BAGHDAD — A dozen terror suspects disguised in police uniforms broke out of an Iraqi jail Friday, prompting a manhunt across the nation's south for what officials called a dangerous group of top-ranking insurgents linked to al-Qaida.
At least two of the suspects had formerly been held at Camp Bucca, the sprawling prison on Iraq's southern border with Kuwait where the U.S. military held tens of thousands of suspected insurgents – all of whom were transferred to Iraqi custody when the prison camp closed in September 2009.
The 12 suspects were awaiting trial when they obtained the police uniforms and walked out of the small, temporary detention center in one of Saddam Hussein's former palaces before dawn in the southern port city of Basra, said three Iraqi security officials.
Iraqi authorities immediately set up checkpoints on two major northbound highways to stop cars, asking all police to display their official ID cards as they urgently tried to track down the suspects. Basra is Iraq's second-largest city and is located 340 miles (550 kilometers) southeast of Baghdad.
The 12 were the only detainees held at the palace's makeshift jail. Intelligence officers had recently finished an investigation into their suspected ties to the Islamic State of Iraq, which is linked to al-Qaida. It's not clear how the detainees got the police uniforms. One intelligence official said authorities were looking into whether they had inside help from guards.

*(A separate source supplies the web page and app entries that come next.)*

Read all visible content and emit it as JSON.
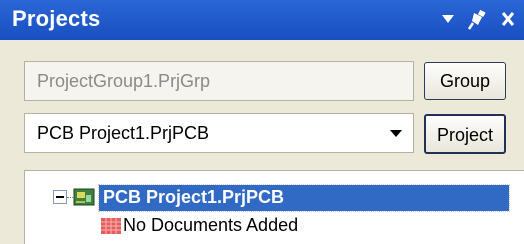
{
  "panel": {
    "title": "Projects",
    "controls": [
      "dropdown-icon",
      "pin-icon",
      "close-icon"
    ]
  },
  "project_group": {
    "value": "ProjectGroup1.PrjGrp",
    "button_label": "Group"
  },
  "project": {
    "selected": "PCB Project1.PrjPCB",
    "button_label": "Project"
  },
  "tree": {
    "root_label": "PCB Project1.PrjPCB",
    "child_label": "No Documents Added"
  },
  "colors": {
    "titlebar": "#1f58c9",
    "selection": "#316ac5",
    "panel_bg": "#ece9d8"
  }
}
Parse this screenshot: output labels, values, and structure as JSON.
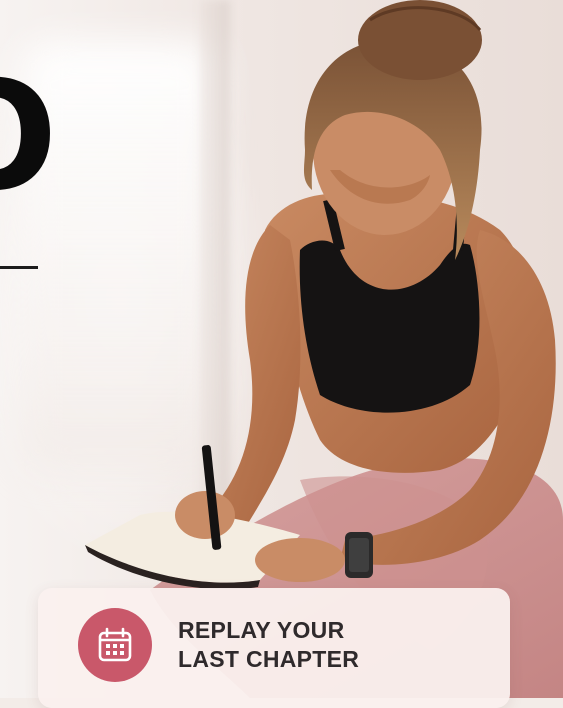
{
  "headline": {
    "partial_letter": "O"
  },
  "photo": {
    "subject": "woman-writing-in-journal"
  },
  "card": {
    "icon": "calendar-icon",
    "line1": "REPLAY YOUR",
    "line2": "LAST CHAPTER",
    "colors": {
      "icon_background": "#c9586a",
      "card_background": "#faf0ee",
      "text": "#2f2a2c"
    }
  }
}
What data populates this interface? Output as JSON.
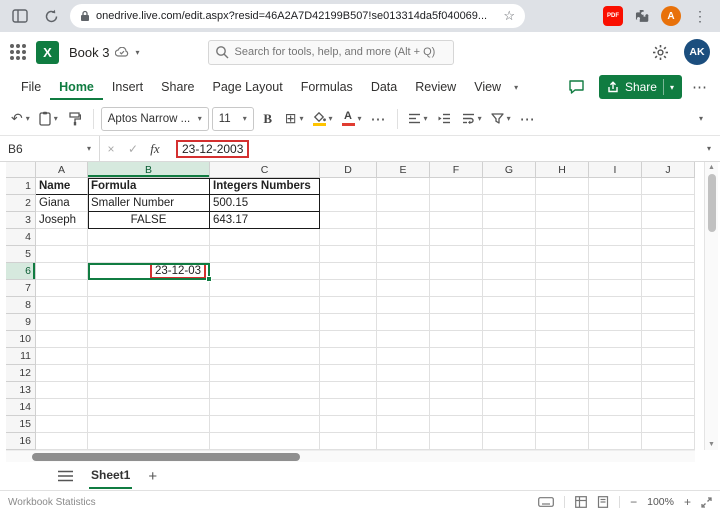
{
  "browser": {
    "url_text": "onedrive.live.com/edit.aspx?resid=46A2A7D42199B507!se013314da5f040069...",
    "pdf_badge": "PDF",
    "avatar_letter": "A"
  },
  "app_header": {
    "workbook_title": "Book 3",
    "search_placeholder": "Search for tools, help, and more (Alt + Q)",
    "avatar_initials": "AK"
  },
  "menu_bar": {
    "items": [
      "File",
      "Home",
      "Insert",
      "Share",
      "Page Layout",
      "Formulas",
      "Data",
      "Review",
      "View"
    ],
    "active_item": "Home",
    "share_button_label": "Share"
  },
  "toolbar": {
    "font_name": "Aptos Narrow ...",
    "font_size": "11",
    "bold_label": "B",
    "font_color_letter": "A"
  },
  "formula_bar": {
    "name_box_value": "B6",
    "cancel_glyph": "×",
    "enter_glyph": "✓",
    "fx_label": "fx",
    "formula_text": "23-12-2003"
  },
  "grid": {
    "column_headers": [
      "A",
      "B",
      "C",
      "D",
      "E",
      "F",
      "G",
      "H",
      "I",
      "J"
    ],
    "row_count": 16,
    "selection": {
      "cell": "B6",
      "column": "B",
      "row": 6
    },
    "cells": {
      "A1": {
        "text": "Name",
        "bold": true,
        "borders": "b"
      },
      "B1": {
        "text": "Formula",
        "bold": true,
        "borders": "tlrb"
      },
      "C1": {
        "text": "Integers Numbers",
        "bold": true,
        "borders": "trb"
      },
      "A2": {
        "text": "Giana"
      },
      "B2": {
        "text": "Smaller Number",
        "borders": "lrb"
      },
      "C2": {
        "text": "500.15",
        "borders": "rb"
      },
      "A3": {
        "text": "Joseph"
      },
      "B3": {
        "text": "FALSE",
        "align": "center",
        "borders": "lrb"
      },
      "C3": {
        "text": "643.17",
        "borders": "rb"
      },
      "B6": {
        "text": "23-12-03",
        "align": "right",
        "red_annotation": true
      }
    }
  },
  "sheet_tabs": {
    "active_tab": "Sheet1",
    "add_label": "+"
  },
  "status_bar": {
    "left_label": "Workbook Statistics",
    "zoom_level": "100%"
  },
  "colors": {
    "excel_green": "#107C41",
    "annotation_red": "#D43030",
    "browser_avatar": "#E8710A",
    "account_avatar": "#1B4E7E",
    "adobe_red": "#FA0F00"
  }
}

The deputy head of the Basra provincial council, Ahmed al-Sulaiti, told reporters that the federal government ordered the detention of all the security officials who were supposed to be protecting the palace compound from which the detainees escaped.

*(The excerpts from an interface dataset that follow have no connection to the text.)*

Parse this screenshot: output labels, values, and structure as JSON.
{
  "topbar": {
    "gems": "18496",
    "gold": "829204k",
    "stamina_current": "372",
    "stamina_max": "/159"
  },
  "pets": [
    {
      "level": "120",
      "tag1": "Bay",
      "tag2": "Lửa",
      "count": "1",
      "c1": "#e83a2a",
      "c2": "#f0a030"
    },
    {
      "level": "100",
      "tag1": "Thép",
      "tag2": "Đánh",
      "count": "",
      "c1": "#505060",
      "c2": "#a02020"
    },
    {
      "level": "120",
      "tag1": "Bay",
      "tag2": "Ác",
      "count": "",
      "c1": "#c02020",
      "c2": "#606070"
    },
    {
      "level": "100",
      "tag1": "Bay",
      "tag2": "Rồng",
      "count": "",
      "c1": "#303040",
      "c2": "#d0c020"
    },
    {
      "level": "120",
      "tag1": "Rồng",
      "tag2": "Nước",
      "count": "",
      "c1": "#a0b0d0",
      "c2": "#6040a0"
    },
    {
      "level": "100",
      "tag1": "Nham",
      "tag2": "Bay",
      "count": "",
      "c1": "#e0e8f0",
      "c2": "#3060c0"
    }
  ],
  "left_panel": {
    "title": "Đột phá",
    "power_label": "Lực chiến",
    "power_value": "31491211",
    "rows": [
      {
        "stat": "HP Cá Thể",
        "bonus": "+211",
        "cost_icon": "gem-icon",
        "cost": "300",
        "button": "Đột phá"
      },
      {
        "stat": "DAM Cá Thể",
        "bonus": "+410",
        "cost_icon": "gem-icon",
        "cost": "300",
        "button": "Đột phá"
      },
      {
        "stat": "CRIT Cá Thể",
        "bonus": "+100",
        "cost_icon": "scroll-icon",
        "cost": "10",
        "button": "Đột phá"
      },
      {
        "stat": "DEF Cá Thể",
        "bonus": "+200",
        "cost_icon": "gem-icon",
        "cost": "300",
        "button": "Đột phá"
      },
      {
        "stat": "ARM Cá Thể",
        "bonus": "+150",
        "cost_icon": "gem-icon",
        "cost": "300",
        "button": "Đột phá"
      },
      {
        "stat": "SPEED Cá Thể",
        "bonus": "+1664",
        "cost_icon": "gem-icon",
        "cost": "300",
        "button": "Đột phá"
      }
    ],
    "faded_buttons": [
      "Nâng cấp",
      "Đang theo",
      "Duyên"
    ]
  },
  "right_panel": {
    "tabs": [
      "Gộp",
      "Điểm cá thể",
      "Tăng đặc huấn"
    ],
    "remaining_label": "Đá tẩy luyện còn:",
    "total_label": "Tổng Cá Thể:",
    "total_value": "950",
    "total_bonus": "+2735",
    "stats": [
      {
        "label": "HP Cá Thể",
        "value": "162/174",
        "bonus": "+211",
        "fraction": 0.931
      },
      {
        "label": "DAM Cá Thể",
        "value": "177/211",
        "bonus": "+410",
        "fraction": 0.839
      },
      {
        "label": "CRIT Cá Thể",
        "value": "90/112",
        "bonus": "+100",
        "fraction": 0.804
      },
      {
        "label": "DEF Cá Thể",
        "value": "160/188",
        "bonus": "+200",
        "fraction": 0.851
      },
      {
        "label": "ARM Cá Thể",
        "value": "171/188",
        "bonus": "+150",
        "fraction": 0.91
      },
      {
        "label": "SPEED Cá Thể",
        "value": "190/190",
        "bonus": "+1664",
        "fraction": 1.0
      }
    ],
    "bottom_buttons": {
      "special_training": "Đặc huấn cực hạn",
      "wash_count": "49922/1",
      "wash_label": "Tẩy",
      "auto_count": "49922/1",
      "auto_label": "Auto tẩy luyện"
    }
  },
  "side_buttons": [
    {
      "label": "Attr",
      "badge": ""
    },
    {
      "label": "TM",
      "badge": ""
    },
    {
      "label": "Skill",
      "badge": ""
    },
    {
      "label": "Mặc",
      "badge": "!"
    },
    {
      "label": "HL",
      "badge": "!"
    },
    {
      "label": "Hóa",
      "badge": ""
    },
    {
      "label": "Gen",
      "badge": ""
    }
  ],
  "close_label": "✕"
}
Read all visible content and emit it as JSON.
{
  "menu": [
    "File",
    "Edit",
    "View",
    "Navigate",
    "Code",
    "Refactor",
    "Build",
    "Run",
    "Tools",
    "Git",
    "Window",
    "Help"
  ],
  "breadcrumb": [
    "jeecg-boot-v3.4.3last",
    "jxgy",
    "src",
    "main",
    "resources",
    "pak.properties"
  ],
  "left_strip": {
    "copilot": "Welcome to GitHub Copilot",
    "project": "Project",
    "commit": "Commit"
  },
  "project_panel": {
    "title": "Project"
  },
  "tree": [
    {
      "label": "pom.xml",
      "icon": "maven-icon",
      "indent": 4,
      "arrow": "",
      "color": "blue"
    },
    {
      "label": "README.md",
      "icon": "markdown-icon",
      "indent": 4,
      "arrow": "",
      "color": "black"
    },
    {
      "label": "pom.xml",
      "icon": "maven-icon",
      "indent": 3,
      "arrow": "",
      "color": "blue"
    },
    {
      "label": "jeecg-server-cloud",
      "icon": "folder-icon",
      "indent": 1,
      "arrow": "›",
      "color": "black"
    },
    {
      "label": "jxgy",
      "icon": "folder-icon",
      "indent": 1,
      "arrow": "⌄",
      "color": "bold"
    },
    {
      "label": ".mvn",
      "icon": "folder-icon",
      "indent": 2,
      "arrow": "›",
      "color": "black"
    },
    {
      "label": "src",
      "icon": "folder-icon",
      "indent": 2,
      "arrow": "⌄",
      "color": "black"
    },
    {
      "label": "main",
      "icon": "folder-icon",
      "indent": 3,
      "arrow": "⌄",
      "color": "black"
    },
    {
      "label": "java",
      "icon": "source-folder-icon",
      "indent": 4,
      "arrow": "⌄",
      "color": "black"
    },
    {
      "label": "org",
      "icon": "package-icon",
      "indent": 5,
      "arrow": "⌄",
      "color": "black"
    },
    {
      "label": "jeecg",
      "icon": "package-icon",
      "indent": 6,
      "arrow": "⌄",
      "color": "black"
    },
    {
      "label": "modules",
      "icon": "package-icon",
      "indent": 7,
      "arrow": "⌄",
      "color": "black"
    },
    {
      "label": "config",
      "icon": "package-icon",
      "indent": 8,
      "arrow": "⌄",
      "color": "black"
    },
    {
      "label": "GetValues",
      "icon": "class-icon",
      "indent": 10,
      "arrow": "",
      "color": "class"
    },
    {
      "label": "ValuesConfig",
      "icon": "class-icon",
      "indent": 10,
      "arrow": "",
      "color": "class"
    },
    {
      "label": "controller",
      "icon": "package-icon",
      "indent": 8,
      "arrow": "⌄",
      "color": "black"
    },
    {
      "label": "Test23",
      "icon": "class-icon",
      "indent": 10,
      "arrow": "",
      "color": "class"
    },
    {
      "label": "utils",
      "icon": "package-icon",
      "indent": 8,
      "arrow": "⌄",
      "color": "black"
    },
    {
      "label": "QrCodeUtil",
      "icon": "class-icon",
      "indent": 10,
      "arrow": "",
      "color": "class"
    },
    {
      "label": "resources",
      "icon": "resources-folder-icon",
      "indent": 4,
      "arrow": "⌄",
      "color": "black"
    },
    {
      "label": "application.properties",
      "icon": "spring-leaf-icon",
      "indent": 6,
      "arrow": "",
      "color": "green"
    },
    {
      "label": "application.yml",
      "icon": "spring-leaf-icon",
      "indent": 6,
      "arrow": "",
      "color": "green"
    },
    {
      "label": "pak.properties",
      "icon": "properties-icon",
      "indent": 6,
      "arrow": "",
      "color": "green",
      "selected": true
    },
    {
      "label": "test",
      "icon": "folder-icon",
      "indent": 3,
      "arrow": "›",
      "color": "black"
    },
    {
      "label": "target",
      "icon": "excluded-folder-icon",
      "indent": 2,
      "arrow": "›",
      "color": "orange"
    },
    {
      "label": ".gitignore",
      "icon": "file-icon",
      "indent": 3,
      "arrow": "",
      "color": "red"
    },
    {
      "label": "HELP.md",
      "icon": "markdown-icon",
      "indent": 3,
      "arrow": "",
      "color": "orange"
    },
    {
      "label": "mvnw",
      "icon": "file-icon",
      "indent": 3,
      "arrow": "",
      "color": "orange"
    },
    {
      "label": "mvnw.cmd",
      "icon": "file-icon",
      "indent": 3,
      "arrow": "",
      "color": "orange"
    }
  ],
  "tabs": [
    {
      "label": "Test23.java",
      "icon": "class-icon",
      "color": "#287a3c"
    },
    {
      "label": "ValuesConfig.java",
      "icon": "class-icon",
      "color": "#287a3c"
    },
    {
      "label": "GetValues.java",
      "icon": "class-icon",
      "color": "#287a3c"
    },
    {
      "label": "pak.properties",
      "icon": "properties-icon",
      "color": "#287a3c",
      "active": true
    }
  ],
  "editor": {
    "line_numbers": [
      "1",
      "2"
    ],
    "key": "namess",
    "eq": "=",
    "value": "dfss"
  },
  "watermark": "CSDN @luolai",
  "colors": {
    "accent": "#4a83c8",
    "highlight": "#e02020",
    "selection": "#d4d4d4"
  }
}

The intelligence officer said half of the detainees were recently arrested for stealing cars in Basra and confessed to being involved in multiple bombings since 2004 in Basra and the southern cities of Amarah and Nasiriyah. Their confessions led authorities to the other six suspects, the officer said.
The fugitives were believed to be heading to Baghdad to obtain fake IDs and passports to help them flee Iraq, the intelligence officer said. All officials spoke on condition of anonymity because they were not authorized to brief the media.

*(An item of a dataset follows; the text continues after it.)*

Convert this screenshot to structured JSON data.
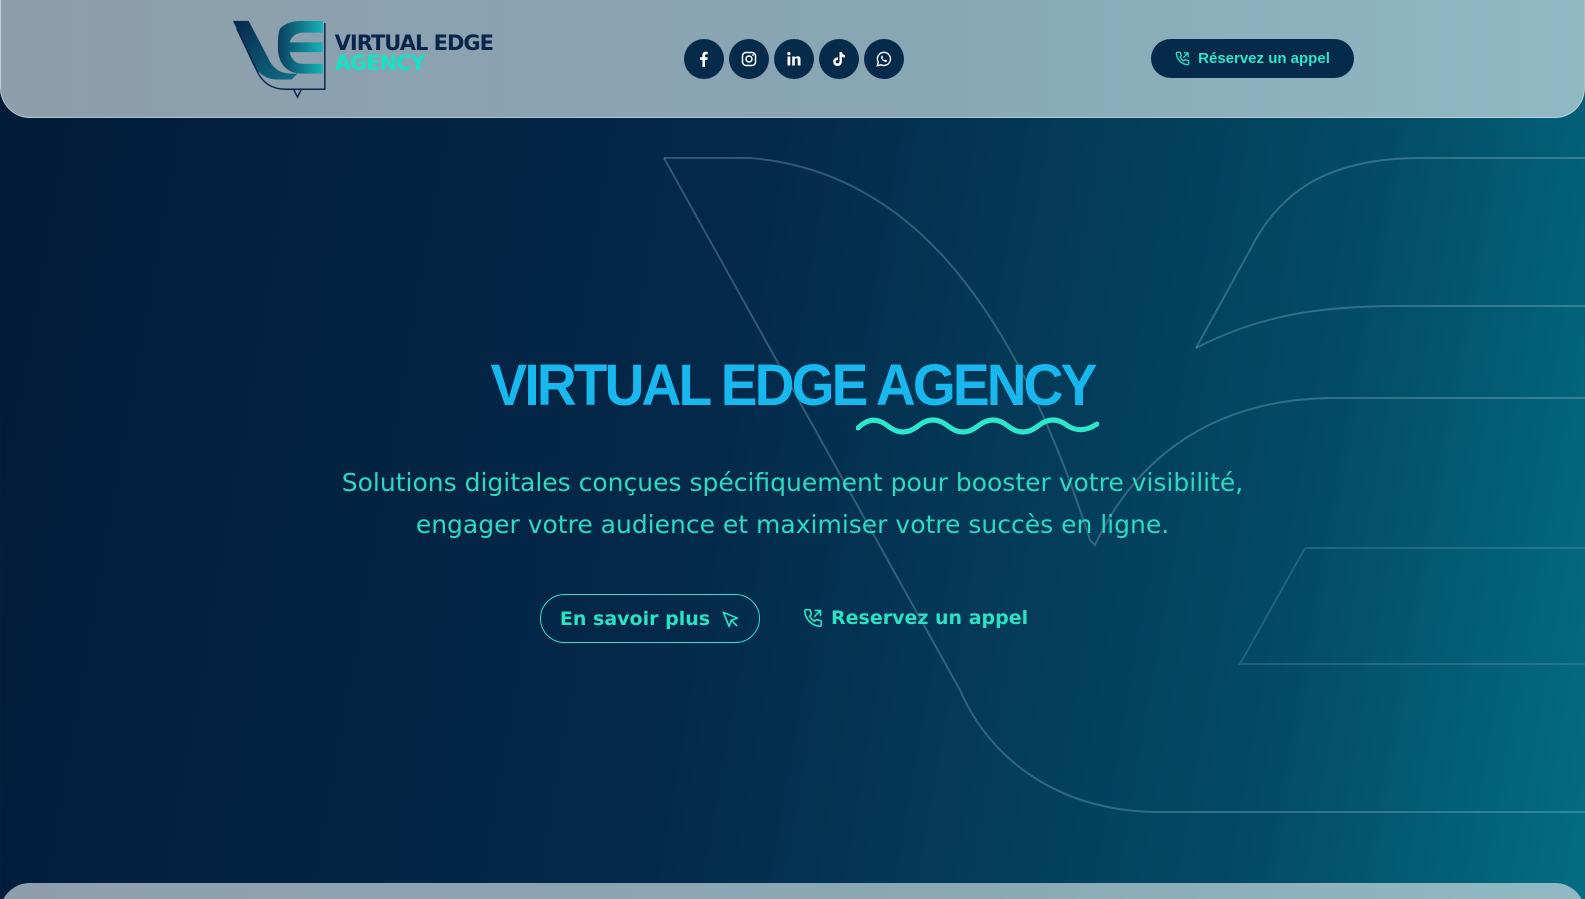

Iraq has been struggling to keep terror suspects behind bars since U.S. forces turned over legal custody of their detainees to the government. In July, detainees linked to al-Qaida escaped at least twice from a Baghdad area prison known as Camp Cropper shortly after the U.S. handed it over to Iraqi authorities.
The jailbreaks deeply embarrassed Iraq's government, which is eager to demonstrate it can control its justice system without U.S. oversight as American troops prepare to leave the country by the end of the year.
Also Friday, anti-American cleric Muqtada al-Sadr held talks with Iraqi President Jalal Talabani as part of al-Sadr's push to gain credibility in the nation's political and religious circles since returning from voluntary exile. There were no details on what the two men discussed during their half-hour meeting at al-Sadr's ancestral home in the holy Shiite city of Najaf, and aides declined to comment.
The meeting is significant because it highlights al-Sadr's efforts to portray himself as a mature, disciplined statesman after four years in Iran.
After his return last week, al-Sadr branded the fewer than 50,000 U.S. forces in Iraq as "occupiers" and said he would pressure al-Maliki to force them out by the end of 2011 as planned. Al-Maliki held onto a second term as prime minister this year largely due to al-Sadr's support.
The radical cleric met earlier this week in Najaf with Grand Ayatollah Ali al-Sistani, Iraq's most revered Shiite figure, with whom Talabani also visited on Friday. The president's office said the two men discussed the plight of Christians under threat in Iraq and concerns about corruption in the county's newly seated government.
Associated Press writers Saad Abdul-Kadir and Lara Jakes in Baghdad contributed to this report.